Former WWE star Wade Barrett recently spoke with SI.com about his career and more. Here are the highlights.
On losing his passion for the business:
“I’ve had a lifelong passion, and really obsession, with professional wrestling since I was a very small kid. That passion never left me. I was always inspired to be involved and be part of good TV and do projects that would inspire me professionally. Unfortunately, in 2015 and again in 2016, I was asked to play a character and perform storylines that I found thoroughly uninspiring. After making repeated attempts to change my career trajectory and having those efforts turned down, my passion for playing the role of a WWE Superstar went away.”
On his Bad News Barrett gimmick:
“‘Bad News’ Barrett was a really fun time. The reactions from the crowd I was getting were really about my speaking and my portrayal of a character rather than my in-ring work.
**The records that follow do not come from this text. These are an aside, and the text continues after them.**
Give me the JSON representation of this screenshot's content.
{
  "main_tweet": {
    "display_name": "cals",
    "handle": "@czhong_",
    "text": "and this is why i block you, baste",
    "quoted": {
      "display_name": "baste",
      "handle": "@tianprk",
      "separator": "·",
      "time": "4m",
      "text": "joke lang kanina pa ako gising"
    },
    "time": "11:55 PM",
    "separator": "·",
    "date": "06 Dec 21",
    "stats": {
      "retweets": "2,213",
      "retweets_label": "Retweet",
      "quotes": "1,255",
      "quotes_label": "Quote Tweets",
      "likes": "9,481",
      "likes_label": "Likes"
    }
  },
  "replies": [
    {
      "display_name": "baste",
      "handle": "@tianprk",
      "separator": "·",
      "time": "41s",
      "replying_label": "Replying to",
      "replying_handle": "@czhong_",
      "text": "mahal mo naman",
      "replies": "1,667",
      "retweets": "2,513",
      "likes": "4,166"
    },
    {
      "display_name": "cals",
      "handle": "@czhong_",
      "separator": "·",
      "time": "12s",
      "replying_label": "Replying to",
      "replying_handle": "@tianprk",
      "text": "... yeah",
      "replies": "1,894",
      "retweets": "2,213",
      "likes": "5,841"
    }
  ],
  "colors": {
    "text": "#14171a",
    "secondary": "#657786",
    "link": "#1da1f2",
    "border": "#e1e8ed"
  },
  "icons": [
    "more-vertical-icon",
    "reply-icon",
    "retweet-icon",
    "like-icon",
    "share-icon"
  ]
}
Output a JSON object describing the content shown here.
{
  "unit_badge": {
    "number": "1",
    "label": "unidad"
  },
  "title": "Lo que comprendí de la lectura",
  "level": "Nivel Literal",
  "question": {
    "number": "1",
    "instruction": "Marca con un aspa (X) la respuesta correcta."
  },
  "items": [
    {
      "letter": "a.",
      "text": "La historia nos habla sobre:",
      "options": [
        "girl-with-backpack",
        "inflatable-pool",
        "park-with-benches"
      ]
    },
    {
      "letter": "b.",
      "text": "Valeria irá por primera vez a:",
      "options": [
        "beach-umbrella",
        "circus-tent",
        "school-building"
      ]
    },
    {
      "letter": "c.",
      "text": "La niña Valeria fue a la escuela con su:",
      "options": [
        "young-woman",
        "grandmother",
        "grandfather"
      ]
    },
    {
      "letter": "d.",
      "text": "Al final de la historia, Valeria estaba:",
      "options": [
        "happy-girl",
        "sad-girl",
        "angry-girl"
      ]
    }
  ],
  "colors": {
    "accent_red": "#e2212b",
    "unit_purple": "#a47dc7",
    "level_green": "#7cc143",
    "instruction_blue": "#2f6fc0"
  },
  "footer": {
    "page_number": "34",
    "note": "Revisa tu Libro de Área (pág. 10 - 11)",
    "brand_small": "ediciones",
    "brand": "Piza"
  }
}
You can even go back to the Nexus era, when I was cutting promos every single night. People were really hanging on my every word, and I was really dictating a lot of the shows that we were doing. I’ve always had that confidence in my performance ability and my ability to speak in character. One of the most exciting parts of the Nexus and ‘Bad News’ Barrett eras were I had a lot of influence in the character and I had a lot of influence in how I was going to portray myself. When I became King Barrett, the influence I had in the character was taken away. I was told, ‘This is your outfit, and here is your promo that you have to say word-for-word.’ Any time I tried to tweak the storyline because I thought it wasn’t working, or because it wasn’t me, I was denied. The lack of control over my career reduced my passion more than anything.
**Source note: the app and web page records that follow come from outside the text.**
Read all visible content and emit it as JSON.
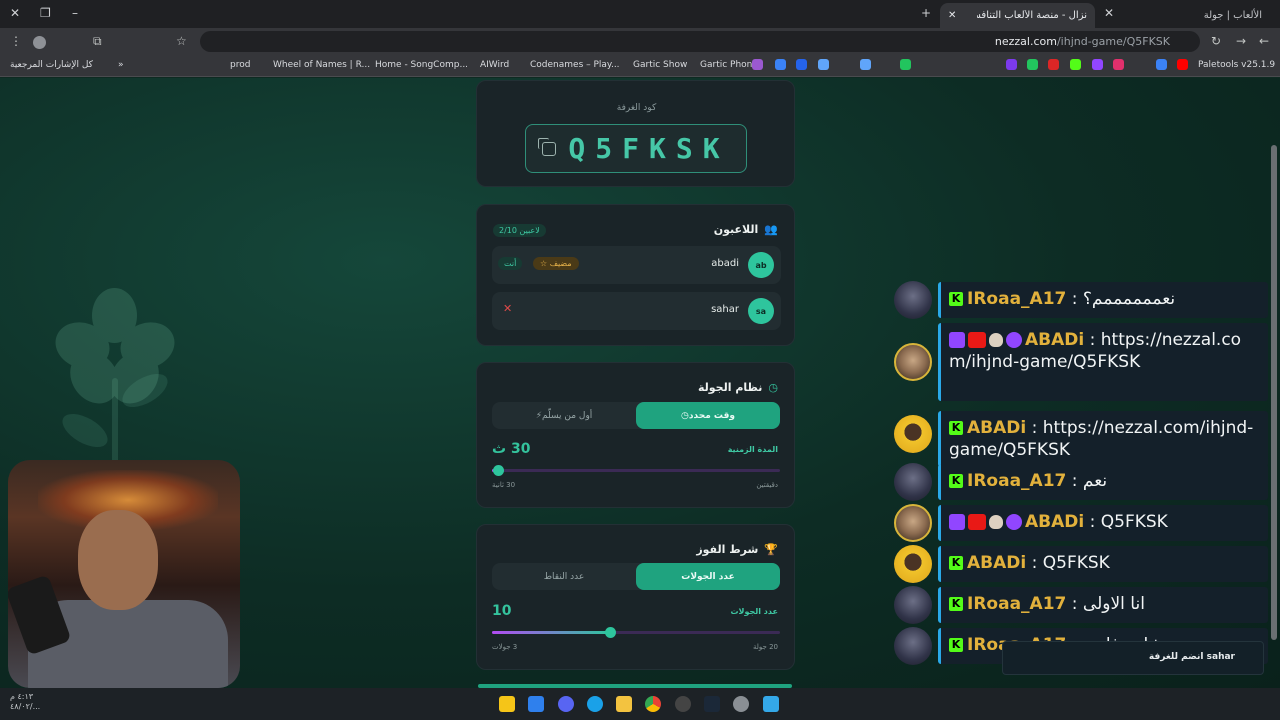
{
  "browser": {
    "tabs": [
      {
        "title": "الألعاب | جولة",
        "active": false
      },
      {
        "title": "نزال - منصة الألعاب التنافسية الع",
        "active": true
      }
    ],
    "url_domain": "nezzal.com",
    "url_path": "/ihjnd-game/Q5FKSK",
    "bookmarks": [
      "Paletools v25.1.9",
      "Gartic Phone",
      "Gartic Show",
      "Codenames – Play...",
      "AIWird",
      "Home - SongComp...",
      "Wheel of Names | R...",
      "prod",
      "كل الإشارات المرجعية"
    ]
  },
  "room": {
    "label": "كود الغرفة",
    "code": "Q5FKSK"
  },
  "players": {
    "title": "اللاعبون",
    "count_badge": "2/10 لاعبين",
    "list": [
      {
        "initials": "ab",
        "name": "abadi",
        "host_label": "مضيف",
        "you_label": "أنت"
      },
      {
        "initials": "sa",
        "name": "sahar",
        "kick": "✕"
      }
    ]
  },
  "round_system": {
    "title": "نظام الجولة",
    "option_on": "وقت محدد",
    "option_off": "أول من يسلّم",
    "duration_label": "المدة الزمنية",
    "duration_value": "30 ث",
    "duration_fraction": 0.02,
    "min_label": "30 ثانية",
    "max_label": "دقيقتين"
  },
  "win_condition": {
    "title": "شرط الفوز",
    "option_on": "عدد الجولات",
    "option_off": "عدد النقاط",
    "rounds_label": "عدد الجولات",
    "rounds_value": "10",
    "rounds_fraction": 0.41,
    "min_label": "3 جولات",
    "max_label": "20 جولة"
  },
  "chat": [
    {
      "user": "IRoaa_A17",
      "text": "نعممممممم؟",
      "platform": "kick",
      "avatar": "dark"
    },
    {
      "user": "ABADi",
      "text": "https://nezzal.com/ihjnd-game/Q5FKSK",
      "platform": "twitch",
      "avatar": "face"
    },
    {
      "user": "ABADi",
      "text": "https://nezzal.com/ihjnd-game/Q5FKSK",
      "platform": "kick",
      "avatar": "yellow"
    },
    {
      "user": "IRoaa_A17",
      "text": "نعم",
      "platform": "kick",
      "avatar": "dark"
    },
    {
      "user": "ABADi",
      "text": "Q5FKSK",
      "platform": "twitch",
      "avatar": "face"
    },
    {
      "user": "ABADi",
      "text": "Q5FKSK",
      "platform": "kick",
      "avatar": "yellow"
    },
    {
      "user": "IRoaa_A17",
      "text": "انا الاولى",
      "platform": "kick",
      "avatar": "dark"
    },
    {
      "user": "IRoaa_A17",
      "text": "عشاني فايزة",
      "platform": "kick",
      "avatar": "dark"
    }
  ],
  "join_notice": "sahar انضم للغرفة",
  "clock": {
    "time": "٤:١٣ م",
    "date": "٤٨/٠٢/..."
  }
}
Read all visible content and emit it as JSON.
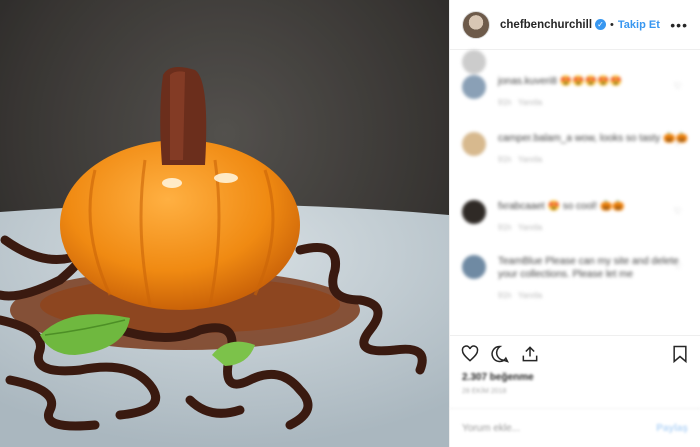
{
  "post": {
    "username": "chefbenchurchill",
    "verified_symbol": "✓",
    "separator": "•",
    "follow_label": "Takip Et",
    "more_label": "•••"
  },
  "comments": [
    {
      "text": "jonas.kuveri8 😍😍😍😍😍",
      "time": "91h",
      "reply": "Yanıtla",
      "avatar_color": "#8aa0b6"
    },
    {
      "text": "camper.balam_a wow, looks so tasty 🎃🎃",
      "time": "91h",
      "reply": "Yanıtla",
      "avatar_color": "#d7b98e"
    },
    {
      "text": "fxrabcaaet 😍 so cool! 🎃🎃",
      "time": "91h",
      "reply": "Yanıtla",
      "avatar_color": "#2f2a26"
    },
    {
      "text": "TeamBlue Please can my site and delete your collections. Please let me",
      "time": "91h",
      "reply": "Yanıtla",
      "avatar_color": "#6f8aa3"
    }
  ],
  "engagement": {
    "likes": "2.307 beğenme",
    "date": "28 EKİM 2018"
  },
  "add_comment": {
    "placeholder": "Yorum ekle...",
    "post_label": "Paylaş"
  },
  "icons": [
    "heart-icon",
    "comment-icon",
    "share-icon",
    "bookmark-icon",
    "more-icon",
    "verified-icon"
  ],
  "colors": {
    "accent": "#3897f0",
    "text": "#262626",
    "muted": "#999999",
    "border": "#efefef"
  }
}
“For the first time in my life, I was questioning why I was even getting out of bed and going to work. I wasn’t enjoying it and it wasn’t motivating me at all. For that reason, I made the decision that I couldn’t re-sign a contract and continue for three more years when I knew nothing was going to change. My choice was: to take the paycheck and accept that I was probably going to get the same kind of creative that I’d had for the last couple of years, or alternatively to walk away and look for something else. So I decided to do the latter. I’ve always been smart with my money, and I saved a lot during my time with WWE. I’m not in a position where I’m living paycheck-to-paycheck, and I can afford to explore other avenues.”